Saturday, July 14, 2007
Allan Parsons' last ride
A Maine paramedic was killed when the ambulance he was riding in collided with a pick-up truck in the early morning hours of July 7th. Paramedic Allan Parsons was treating a patient in the back and was pronounced dead at the scene.
I am a photojournalist and requested the assignment to shoot his funeral. I included two images in this post. The photo of the paramedic's young son kissing his father's casket ran on the front page of the Sun Journal in Lewiston, Maine.
I included the second photo because it had a profound impact on me. I didn't know Allan Parsons. From the wide variety of passionate speakers I heard at his funeral it was easy to see that he was a dedicated, funny, caring, passionate family man and paramedic.
At the end of the service I pulled the funeral director aside to make sure it was OK to get into the cab of the ambulance as the casket was loaded. This is how I got the image of Parsons' sons at the casket.
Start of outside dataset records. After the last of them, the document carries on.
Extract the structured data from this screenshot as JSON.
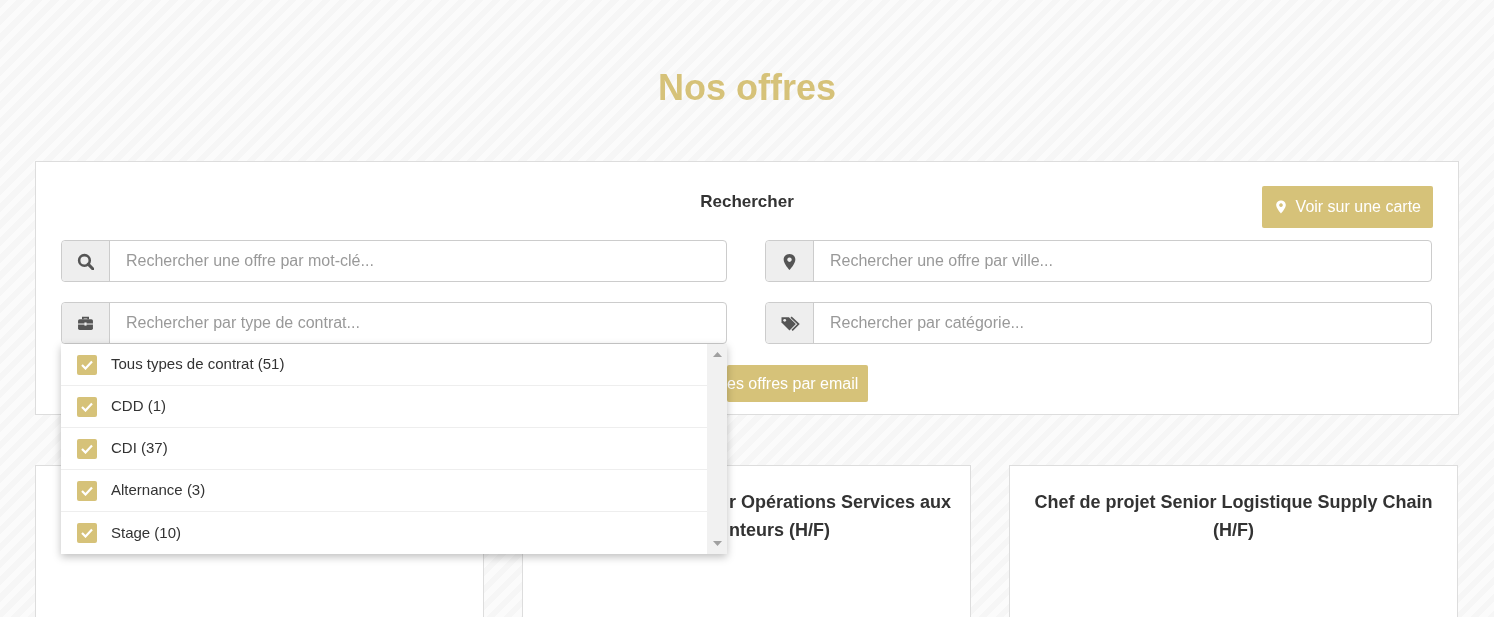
{
  "page_title": "Nos offres",
  "search_panel": {
    "title": "Rechercher",
    "map_button": "Voir sur une carte",
    "fields": [
      {
        "kind": "search",
        "placeholder": "Rechercher une offre par mot-clé..."
      },
      {
        "kind": "pin",
        "placeholder": "Rechercher une offre par ville..."
      },
      {
        "kind": "briefcase",
        "placeholder": "Rechercher par type de contrat..."
      },
      {
        "kind": "tags",
        "placeholder": "Rechercher par catégorie..."
      }
    ],
    "email_button": "es offres par email"
  },
  "contract_dropdown": [
    {
      "label": "Tous types de contrat (51)",
      "checked": true
    },
    {
      "label": "CDD (1)",
      "checked": true
    },
    {
      "label": "CDI (37)",
      "checked": true
    },
    {
      "label": "Alternance (3)",
      "checked": true
    },
    {
      "label": "Stage (10)",
      "checked": true
    }
  ],
  "offers": [
    {
      "kind": "card"
    },
    {
      "kind": "card",
      "title": "r Opérations Services aux\nnteurs (H/F)"
    },
    {
      "kind": "card",
      "title": "Chef de projet Senior Logistique Supply Chain (H/F)"
    }
  ]
}
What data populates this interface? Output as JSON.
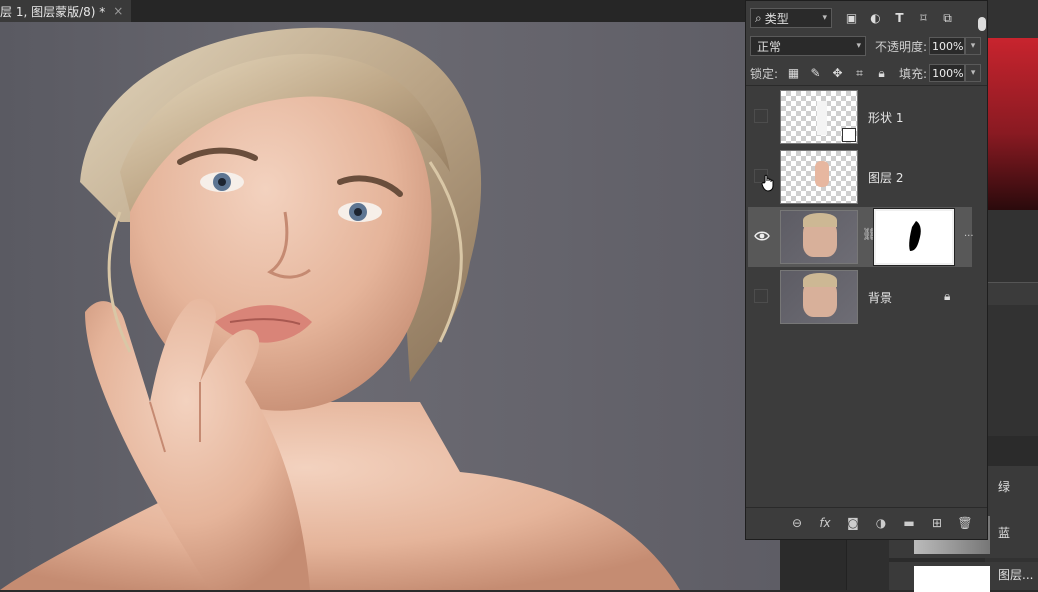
{
  "document": {
    "tab_title": "层 1, 图层蒙版/8) *",
    "close_glyph": "×"
  },
  "layers_panel": {
    "filter": {
      "label": "类型",
      "icon": "search-icon"
    },
    "filter_icons": [
      "image-filter-icon",
      "adjustment-filter-icon",
      "type-filter-icon",
      "shape-filter-icon",
      "smart-object-filter-icon"
    ],
    "blend_mode": "正常",
    "opacity_label": "不透明度:",
    "opacity_value": "100%",
    "lock_label": "锁定:",
    "lock_icons": [
      "lock-transparent-icon",
      "lock-paint-icon",
      "lock-position-icon",
      "lock-artboard-icon",
      "lock-all-icon"
    ],
    "fill_label": "填充:",
    "fill_value": "100%",
    "layers": [
      {
        "name": "形状 1",
        "visible": false,
        "type": "shape"
      },
      {
        "name": "图层 2",
        "visible": false,
        "type": "pixel"
      },
      {
        "name": "",
        "visible": true,
        "type": "masked",
        "selected": true
      },
      {
        "name": "背景",
        "visible": false,
        "type": "background",
        "locked": true
      }
    ],
    "footer_icons": [
      "link-layers-icon",
      "fx-icon",
      "add-mask-icon",
      "adjustment-layer-icon",
      "group-folder-icon",
      "new-layer-icon",
      "trash-icon"
    ]
  },
  "channels": [
    {
      "name": "绿"
    },
    {
      "name": "蓝"
    },
    {
      "name": "图层..."
    }
  ],
  "colors": {
    "panel_bg": "#3c3c3c",
    "selected_row": "#585858",
    "canvas_bg": "#64636b"
  }
}
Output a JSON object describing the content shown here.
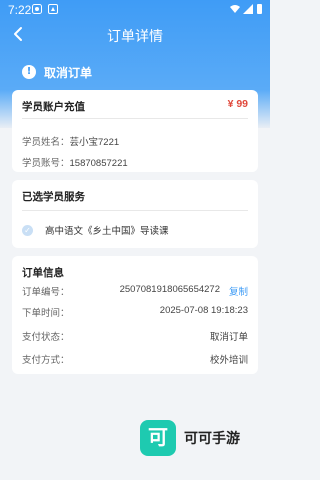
{
  "status_bar": {
    "time": "7:22",
    "icons": [
      "app-notification-icon",
      "app-notification-icon-2",
      "wifi-icon",
      "signal-icon",
      "battery-icon"
    ]
  },
  "nav": {
    "title": "订单详情",
    "back_icon": "chevron-left-icon"
  },
  "order_status": {
    "icon": "alert-icon",
    "text": "取消订单"
  },
  "account_card": {
    "title": "学员账户充值",
    "price": "¥ 99",
    "student_name_label": "学员姓名：",
    "student_name": "芸小宝7221",
    "student_account_label": "学员账号：",
    "student_account": "15870857221"
  },
  "service_card": {
    "title": "已选学员服务",
    "item": "高中语文《乡土中国》导读课"
  },
  "order_info": {
    "title": "订单信息",
    "rows": [
      {
        "label": "订单编号：",
        "value": "2507081918065654272",
        "action": "复制"
      },
      {
        "label": "下单时间：",
        "value": "2025-07-08 19:18:23"
      },
      {
        "label": "支付状态：",
        "value": "取消订单"
      },
      {
        "label": "支付方式：",
        "value": "校外培训"
      }
    ]
  },
  "brand": {
    "logo_char": "可",
    "name": "可可手游"
  },
  "colors": {
    "primary": "#3f9cf6",
    "price": "#e0483b",
    "brand": "#1ecab0"
  }
}
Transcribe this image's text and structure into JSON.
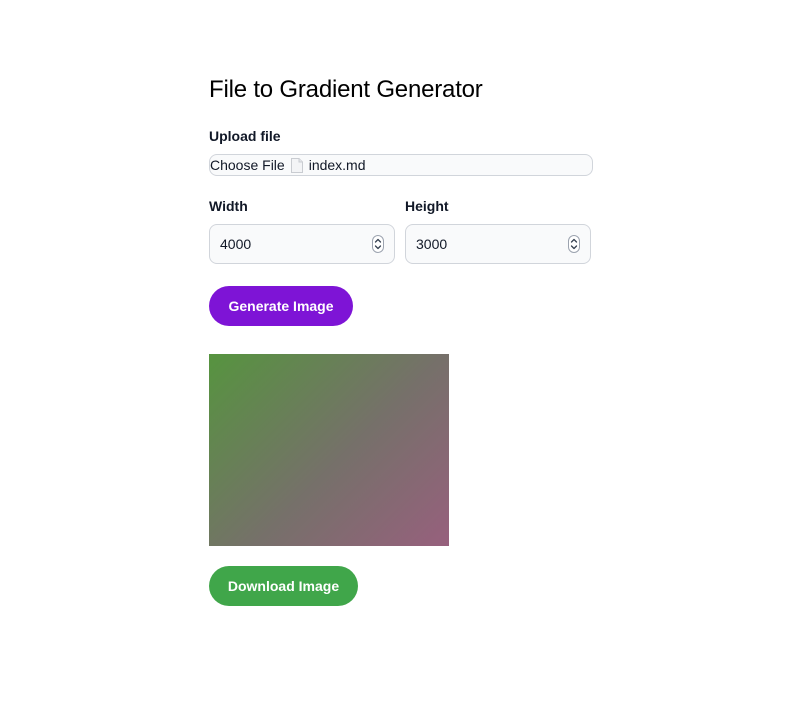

I watched Allan Parsons' co-workers load the casket, stand there silently for a moment, then close the doors. I clicked the camera shutter as the back door of the ambulance closed.
I never met Allan Parsons. But from a vantage point no one else had, I saw--no, I felt--the ambulance doors close for the last time.
It was fortunate I had to quickly exit the ambulance so Allan's co-workers could get in to drive him past the hundreds of saluting emergency services personnel in dress uniforms standing by dozens of gleaming ambulances. Because at that moment my skin tingled, my eyes welled with tears and I realized this was the start of Allan Parsons' last ride.
As I write this, 48 hours later, I can still feel the door close. My skin still reacts with a similar chill--even though as a paramedic I have heard ambulance doors close thousands of times before.